When Hillary Clinton seemed to collapse while getting helped into the back of a black van earlier this month, Jane Orient, a physician in Tucson, Arizona, says it felt like a vindication. In early August, she'd published an op-ed on the Association of American Physicians and Surgeons' website questioning whether Clinton has a traumatic brain injury that would make her unfit for the presidency. And this month, the Association—of which Orient is the executive director—published a survey apparently showing that other physicians believe much the same thing. Almost instantly, that survey made it to Facebook's coveted Trending Topics section.

For Orient—and the many media organizations that have recently been circulating her work—Clinton's stumble looked like proof that they were right.

There's just one thing: Orient and the Association are not just the broad-based coalition of dispassionate, unbiased medical spectators that the conservative media makes them out to be.

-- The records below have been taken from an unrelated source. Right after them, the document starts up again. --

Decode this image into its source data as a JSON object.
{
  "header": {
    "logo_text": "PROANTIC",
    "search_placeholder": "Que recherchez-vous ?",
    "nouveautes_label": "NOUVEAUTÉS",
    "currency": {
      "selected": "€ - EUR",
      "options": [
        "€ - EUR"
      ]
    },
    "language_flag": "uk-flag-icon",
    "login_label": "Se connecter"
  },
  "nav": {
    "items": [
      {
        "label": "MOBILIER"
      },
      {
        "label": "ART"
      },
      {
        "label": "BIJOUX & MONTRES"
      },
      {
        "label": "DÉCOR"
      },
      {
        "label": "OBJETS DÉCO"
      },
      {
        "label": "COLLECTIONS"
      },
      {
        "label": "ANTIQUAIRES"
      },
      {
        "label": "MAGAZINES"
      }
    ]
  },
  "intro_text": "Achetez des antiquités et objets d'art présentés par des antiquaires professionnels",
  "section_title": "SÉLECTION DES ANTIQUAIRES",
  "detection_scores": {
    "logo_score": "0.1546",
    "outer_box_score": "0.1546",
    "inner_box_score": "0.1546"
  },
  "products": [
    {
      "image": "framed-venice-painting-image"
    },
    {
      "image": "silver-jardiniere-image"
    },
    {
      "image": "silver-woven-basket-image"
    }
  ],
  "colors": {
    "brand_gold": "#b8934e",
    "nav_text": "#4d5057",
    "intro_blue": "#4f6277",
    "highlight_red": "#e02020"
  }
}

Wikipedia cite:
{{cite news | first = Issie | last = Lapowsky | title = The Rogue Doctors Spreading Right-Wing Conspiracy Theories about Clinton's Health | url = https://www.wired.com/2016/09/rogue-doctors-spreading-right-wing-rumors-hillarys-health/ | work = Wired | date = September 23, 2016 | accessdate = April 30, 2020 }}